It’s been 30 years since The Silence of the Lambs was released, a film that introduced us to Hannibal Lector, a cannibal who became the archetype of a serial killer. The plot is based around his relationship with trainee FBI agent, Clarice Starling, sent to delve into Lecter’s mind in an attempt to find another murderer named Buffalo Bill. I rewatched it a few weeks ago, and was as gripped and chilled as the first time I saw it (as a teenager, clutching a pillow to hide behind).
In this fascinating interview with Tananarive Due for Vanity Fair the two stars — Jodi Foster and Anthony Hopkins — explain what it is that makes the film so powerful, even though “there’s really no blood and gore,” and Hopkins portrays Lecter as “a gentleman. He has finesse.” Their pride in the film is evident, and even decades later when still teased with one of the film’s most famous lines — about a certain type of wine and some liver — they don’t mind “because it’s just such a damn good movie.”
You talk about the relationship between Lecter and Clarice as a kind of courtship. One of the elements is revelation and honesty: “Okay, tell me your worst childhood story, and I’ll tell you what you want to know.”
HOPKINS: I’ve never admitted this publicly, but when I was in the Royal Academy, there was a teacher we had, a Stanislavsky method teacher, and he was lethal. He was very charismatic, and he was deadly. He would rip you apart. He would just take you apart intellectually. He’d just smirk, and he’d say, “No. Do it again.” His name is Christopher Fettes. He’s retired now. You’d do a piece, and he’d say, “Do it again.
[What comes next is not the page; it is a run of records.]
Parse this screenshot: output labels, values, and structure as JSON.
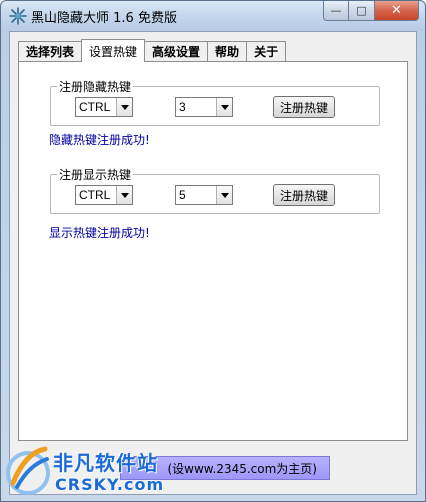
{
  "window": {
    "title": "黑山隐藏大师 1.6 免费版",
    "minimize_glyph": "—",
    "maximize_glyph": "□",
    "close_glyph": "✕"
  },
  "tabs": [
    {
      "label": "选择列表",
      "active": false
    },
    {
      "label": "设置热键",
      "active": true
    },
    {
      "label": "高级设置",
      "active": false
    },
    {
      "label": "帮助",
      "active": false
    },
    {
      "label": "关于",
      "active": false
    }
  ],
  "hide_hotkey": {
    "group_title": "注册隐藏热键",
    "modifier": "CTRL",
    "key": "3",
    "register_button": "注册热键",
    "status": "隐藏热键注册成功!"
  },
  "show_hotkey": {
    "group_title": "注册显示热键",
    "modifier": "CTRL",
    "key": "5",
    "register_button": "注册热键",
    "status": "显示热键注册成功!"
  },
  "homepage_button": "(设www.2345.com为主页)",
  "watermark": {
    "cn": "非凡软件站",
    "en": "CRSKY.com"
  },
  "colors": {
    "status_text": "#0000a0",
    "homepage_button": "#a7a3fb",
    "watermark": "#1a6ad8"
  }
}
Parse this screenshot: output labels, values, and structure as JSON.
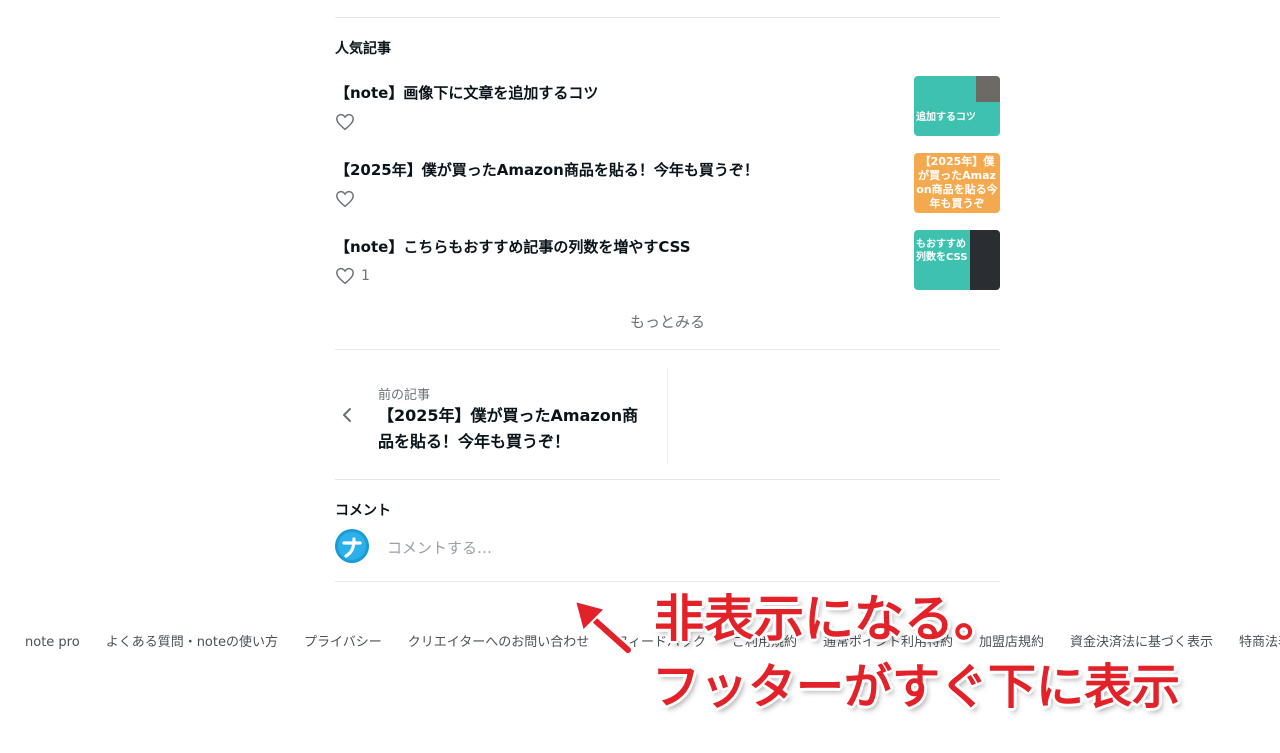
{
  "popular": {
    "heading": "人気記事",
    "items": [
      {
        "title": "【note】画像下に文章を追加するコツ",
        "likes": "",
        "thumb_text": "追加するコツ",
        "thumb_color": "#3fc1b0"
      },
      {
        "title": "【2025年】僕が買ったAmazon商品を貼る！今年も買うぞ！",
        "likes": "",
        "thumb_text": "【2025年】僕が買ったAmazon商品を貼る今年も買うぞ",
        "thumb_color": "#f5a94e"
      },
      {
        "title": "【note】こちらもおすすめ記事の列数を増やすCSS",
        "likes": "1",
        "thumb_text": "もおすすめ列数をCSS",
        "thumb_color": "#3fc1b0"
      }
    ],
    "more_label": "もっとみる"
  },
  "prev_article": {
    "label": "前の記事",
    "title": "【2025年】僕が買ったAmazon商品を貼る！今年も買うぞ！"
  },
  "comments": {
    "heading": "コメント",
    "placeholder": "コメントする…"
  },
  "footer": {
    "links": [
      "note pro",
      "よくある質問・noteの使い方",
      "プライバシー",
      "クリエイターへのお問い合わせ",
      "フィードバック",
      "ご利用規約",
      "通常ポイント利用特約",
      "加盟店規約",
      "資金決済法に基づく表示",
      "特商法表記"
    ]
  },
  "annotation": {
    "line1": "非表示になる。",
    "line2": "フッターがすぐ下に表示",
    "color": "#e32128"
  }
}
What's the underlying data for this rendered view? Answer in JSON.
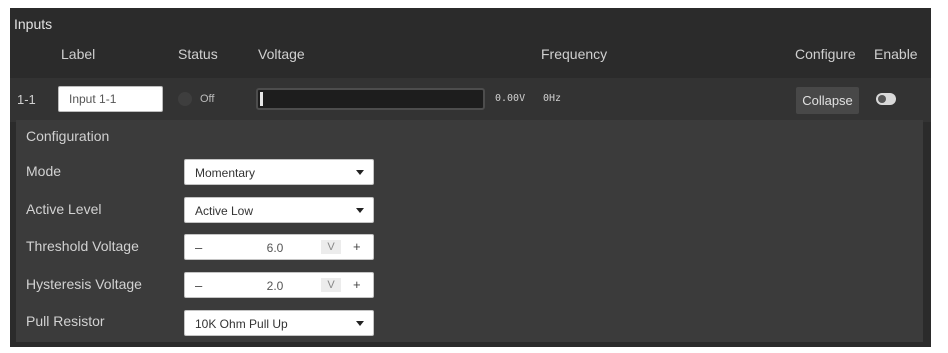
{
  "panel": {
    "title": "Inputs"
  },
  "columns": {
    "label": "Label",
    "status": "Status",
    "voltage": "Voltage",
    "frequency": "Frequency",
    "configure": "Configure",
    "enable": "Enable"
  },
  "input_row": {
    "id": "1-1",
    "label_value": "Input 1-1",
    "status": "Off",
    "voltage_level_fraction": 0.0,
    "voltage_readout": "0.00V",
    "frequency_readout": "0Hz",
    "collapse_label": "Collapse",
    "enabled": true
  },
  "configuration": {
    "title": "Configuration",
    "mode": {
      "label": "Mode",
      "value": "Momentary"
    },
    "active_level": {
      "label": "Active Level",
      "value": "Active Low"
    },
    "threshold_voltage": {
      "label": "Threshold Voltage",
      "value": "6.0",
      "unit": "V",
      "minus": "–",
      "plus": "+"
    },
    "hysteresis_voltage": {
      "label": "Hysteresis Voltage",
      "value": "2.0",
      "unit": "V",
      "minus": "–",
      "plus": "+"
    },
    "pull_resistor": {
      "label": "Pull Resistor",
      "value": "10K Ohm Pull Up"
    }
  },
  "colors": {
    "panel_bg": "#2b2b2b",
    "row_bg": "#333333",
    "config_bg": "#3b3b3b",
    "status_off": "#3e3e3e",
    "text": "#d8d8d8"
  },
  "icons": {
    "status": "status-indicator-dot",
    "dropdown": "chevron-down-icon",
    "enable": "toggle-switch"
  }
}
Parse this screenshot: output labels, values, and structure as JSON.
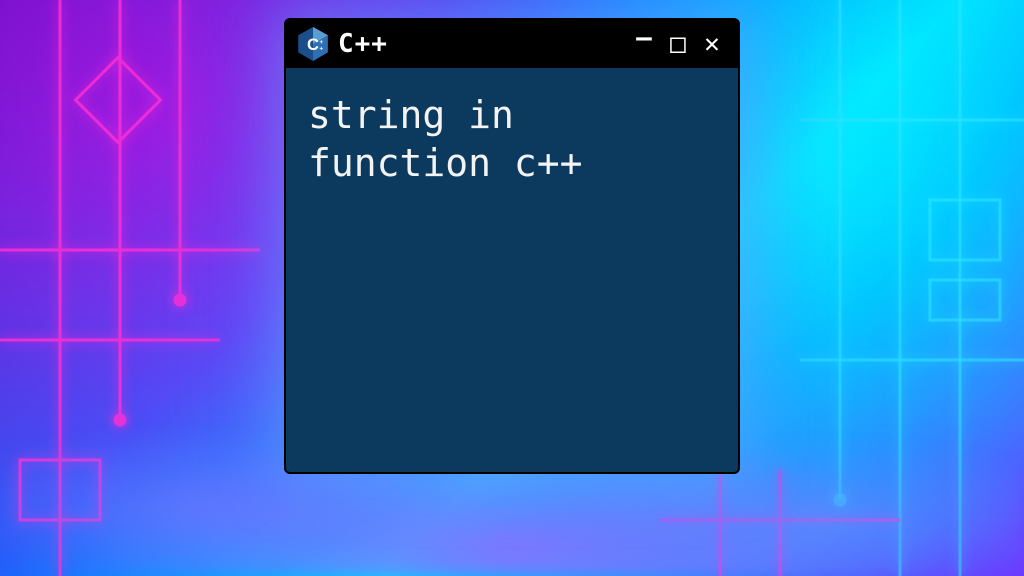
{
  "window": {
    "title": "C++",
    "icon": "cpp-logo",
    "controls": {
      "minimize": "–",
      "maximize": "□",
      "close": "✕"
    }
  },
  "content": {
    "text": "string in\nfunction c++"
  },
  "colors": {
    "window_bg": "#0b3a5e",
    "titlebar_bg": "#000000",
    "text": "#f3f3f3",
    "neon_pink": "#ff2fd6",
    "neon_cyan": "#2fe8ff"
  }
}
No.” I based it on him: “No, Clarice.”
This teacher had stayed in my conscience all my life. I got a phone call afterwards: “Tony, it’s a wonderful performance. Did you base that on me, by any chance?”
FOSTER: Lecter needs, wants, to be seen as human. And if you don’t see him as human, you’re going to get eaten. So I think there’s something really beautiful about the fact that they relate to each other’s humanity. When Lecter takes in Clarice’s pain, when he breathes it in, or he hears her story about the lambs, it’s not because it’s a story that’s filled with blood and gore. It’s a tiny story of pain. And to him, that’s what connection is.
HOPKINS: The only physical connection that Clarice and Lecter have is when she takes the case file and they touch fingers. That’s a talisman of some kind—of relationship, of love, romance, whatever, had it been a different world.